Computed Tomography (CT) Scan

CT scans use x-ray equipment and computer processing to produce 2-dimensional images of the body. The patient lies on a table and passes through a machine that looks like a large, squared-off donut. Doctors order CT scans when they want to see a two-dimensional image of the body to look for tumors and examine lymph nodes and bone abnormalities. If contrast dye is used to improve the computer image, the patient may need to avoid eating or drinking for 4 to 6 hours before the test. Patients should tell their provider before the test if they have any allergies or kidney problems.

The physician will likely order one or more diagnostic tests. If a cancer diagnosis is made, multiple specialists will review the patient’s case at a biweekly Tumor Board meeting. This interdepartmental review process guides recommendations for treatment. In consultations with the patient and her primary care physician, the best course of treatment is planned based on the type and extent of the cancer and the patient’s overall health.

Stages of Ovarian Cancer

Staging is the process of determining how extensive the cancer is. It is an important part of diagnosis because it is used to determine the most appropriate treatment options for patients. The stages of ovarian cancer range from Stage I (the least severe stage) to Stage IV.

Stage I: Cancer is present in one or both ovaries.
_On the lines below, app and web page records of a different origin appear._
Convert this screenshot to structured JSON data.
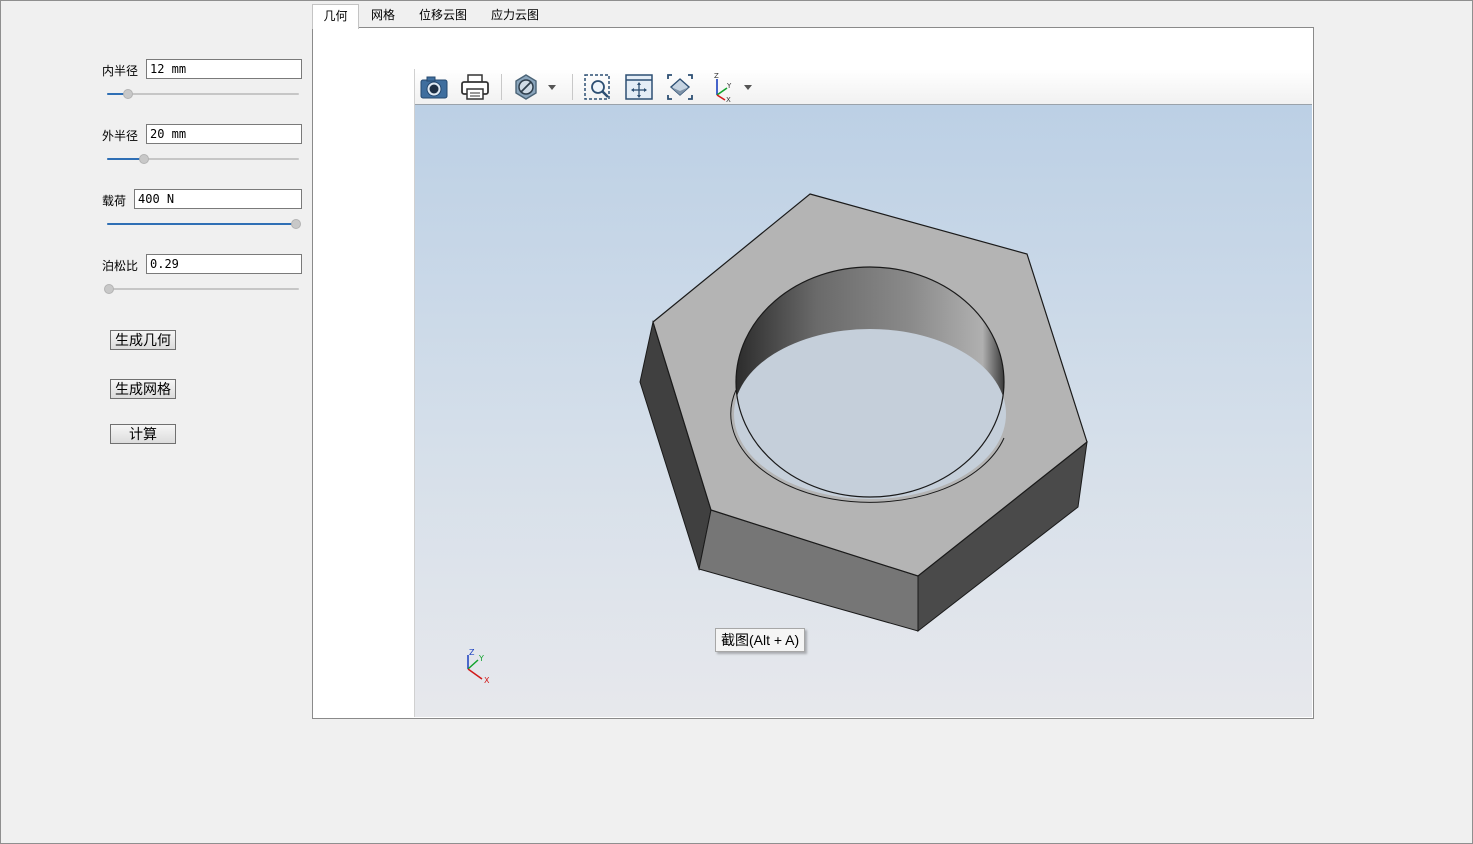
{
  "params": [
    {
      "label": "内半径",
      "value": "12 mm",
      "slider_fraction": 0.1
    },
    {
      "label": "外半径",
      "value": "20 mm",
      "slider_fraction": 0.19
    },
    {
      "label": "载荷",
      "value": "400 N",
      "slider_fraction": 1.0
    },
    {
      "label": "泊松比",
      "value": "0.29",
      "slider_fraction": 0.0
    }
  ],
  "buttons": {
    "generate_geometry": "生成几何",
    "generate_mesh": "生成网格",
    "compute": "计算"
  },
  "tabs": [
    {
      "label": "几何",
      "active": true
    },
    {
      "label": "网格",
      "active": false
    },
    {
      "label": "位移云图",
      "active": false
    },
    {
      "label": "应力云图",
      "active": false
    }
  ],
  "viewer": {
    "toolbar_icons": [
      "camera-icon",
      "printer-icon",
      "section-plane-icon",
      "dropdown-arrow-icon",
      "zoom-window-icon",
      "pan-icon",
      "fit-all-icon",
      "axes-view-icon",
      "dropdown-arrow-icon"
    ],
    "tooltip": "截图(Alt + A)",
    "triad_labels": {
      "x": "X",
      "y": "Y",
      "z": "Z"
    },
    "colors": {
      "background_top": "#bcd0e5",
      "background_bottom": "#e7e8ec",
      "model_top_face": "#b4b4b4",
      "model_side_face": "#4a4a4a"
    }
  }
}
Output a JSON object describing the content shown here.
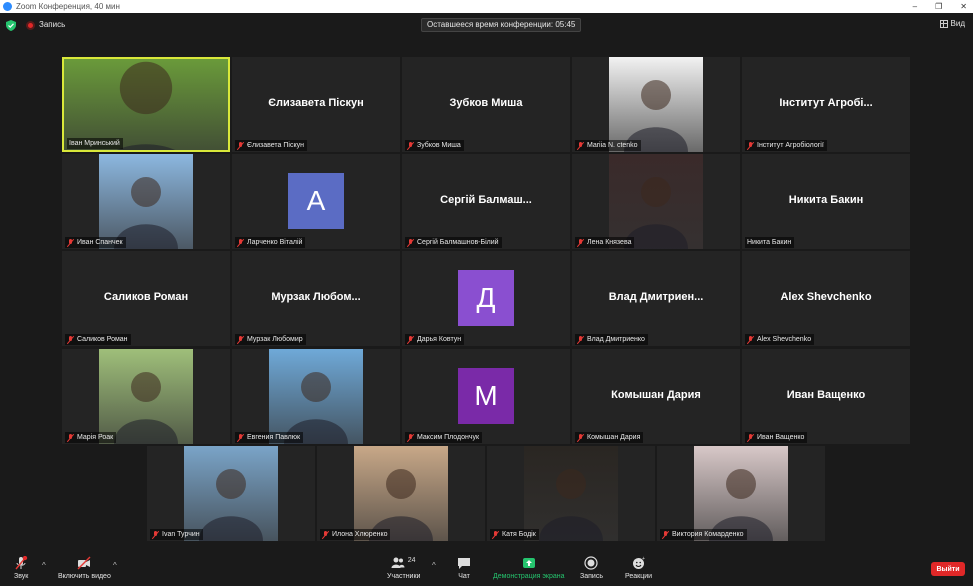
{
  "window": {
    "title": "Zoom Конференция, 40 мин",
    "controls": [
      "–",
      "❐",
      "✕"
    ]
  },
  "topbar": {
    "recording_label": "Запись",
    "timer_text": "Оставшееся время конференции: 05:45",
    "view_label": "Вид"
  },
  "tiles": [
    {
      "id": "ivan-mrynskyi",
      "name": "Іван Мринський",
      "muted": false,
      "active": true,
      "type": "photo",
      "bg": "#6a9a3a"
    },
    {
      "id": "yelyzaveta-piskun",
      "name": "Єлизавета Піскун",
      "display": "Єлизавета Піскун",
      "muted": true,
      "type": "name"
    },
    {
      "id": "zubkov-misha",
      "name": "Зубков Миша",
      "display": "Зубков Миша",
      "muted": true,
      "type": "name"
    },
    {
      "id": "mariia",
      "name": "Mariia N. ctenko",
      "muted": true,
      "type": "photo",
      "bg": "#f2f2f2"
    },
    {
      "id": "instytut",
      "name": "Інститут Агробіології",
      "display": "Інститут Агробі...",
      "muted": true,
      "type": "name"
    },
    {
      "id": "ivan-spanchek",
      "name": "Иван Спанчек",
      "muted": true,
      "type": "photo",
      "bg": "#8cb8e0"
    },
    {
      "id": "larchenko",
      "name": "Ларченко Віталій",
      "muted": true,
      "type": "letter",
      "letter": "A",
      "color": "#5b6cc4"
    },
    {
      "id": "serhii",
      "name": "Сергій Балмашнов-Білий",
      "display": "Сергій Балмаш...",
      "muted": true,
      "type": "name"
    },
    {
      "id": "lena",
      "name": "Лена Князева",
      "muted": true,
      "type": "photo",
      "bg": "#3a2a2a"
    },
    {
      "id": "nikita",
      "name": "Никита Бакин",
      "display": "Никита Бакин",
      "muted": false,
      "type": "name"
    },
    {
      "id": "salikov",
      "name": "Саликов Роман",
      "display": "Саликов Роман",
      "muted": true,
      "type": "name"
    },
    {
      "id": "murzak",
      "name": "Мурзак Любомир",
      "display": "Мурзак Любом...",
      "muted": true,
      "type": "name"
    },
    {
      "id": "darya",
      "name": "Дарья Ковтун",
      "muted": true,
      "type": "letter",
      "letter": "Д",
      "color": "#8a4fd0"
    },
    {
      "id": "vlad",
      "name": "Влад Дмитриенко",
      "display": "Влад Дмитриен...",
      "muted": true,
      "type": "name"
    },
    {
      "id": "alex",
      "name": "Alex Shevchenko",
      "display": "Alex Shevchenko",
      "muted": true,
      "type": "name"
    },
    {
      "id": "mariia-r",
      "name": "Марія Роак",
      "muted": true,
      "type": "photo",
      "bg": "#9fbf7a"
    },
    {
      "id": "yevheniia",
      "name": "Евгения Павлюк",
      "muted": true,
      "type": "photo",
      "bg": "#6fa9d8"
    },
    {
      "id": "maksym",
      "name": "Максим Плодончук",
      "muted": true,
      "type": "letter",
      "letter": "М",
      "color": "#7a2aa8"
    },
    {
      "id": "komyshan",
      "name": "Комышан Дария",
      "display": "Комышан Дария",
      "muted": true,
      "type": "name"
    },
    {
      "id": "vashchenko",
      "name": "Иван Ващенко",
      "display": "Иван Ващенко",
      "muted": true,
      "type": "name"
    },
    {
      "id": "ivan-turchyn",
      "name": "Ivan Турчин",
      "muted": true,
      "type": "photo",
      "bg": "#7aa4c8"
    },
    {
      "id": "ilona",
      "name": "Илона Хлюренко",
      "muted": true,
      "type": "photo",
      "bg": "#c8a888"
    },
    {
      "id": "katia",
      "name": "Катя Бодік",
      "muted": true,
      "type": "photo",
      "bg": "#2a2622"
    },
    {
      "id": "viktoriia",
      "name": "Виктория Комарденко",
      "muted": true,
      "type": "photo",
      "bg": "#d8c8c8"
    }
  ],
  "toolbar": {
    "audio_label": "Звук",
    "video_label": "Включить видео",
    "participants_label": "Участники",
    "participants_count": "24",
    "chat_label": "Чат",
    "share_label": "Демонстрация экрана",
    "record_label": "Запись",
    "reactions_label": "Реакции",
    "leave_label": "Выйти"
  },
  "colors": {
    "accent_share": "#25c46e",
    "leave": "#e02828",
    "active_speaker": "#d9e83a"
  }
}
Stage II: Cancer is present in one or both ovaries and has spread to other organs in the pelvic region (e.g., the uterus, fallopian tubes, bladder, sigmoid colon, or rectum).

Stage III: Cancer is present in one or both ovaries and has advanced beyond the pelvis to the lining of the abdomen and/or the lymph nodes in the back of the abdomen.

Stage IV: Cancer has spread to organs outside of the peritoneal (abdominal) cavity.. Cancer cells in the fluid around the lungs also mean Stage IV ovarian cancer.

(American Cancer Society 2015, Society of Gynecologic Oncology 2014)

For more detailed information on the stages of ovarian cancer, visit the staging section of the American Cancer Society’s ovarian cancer website.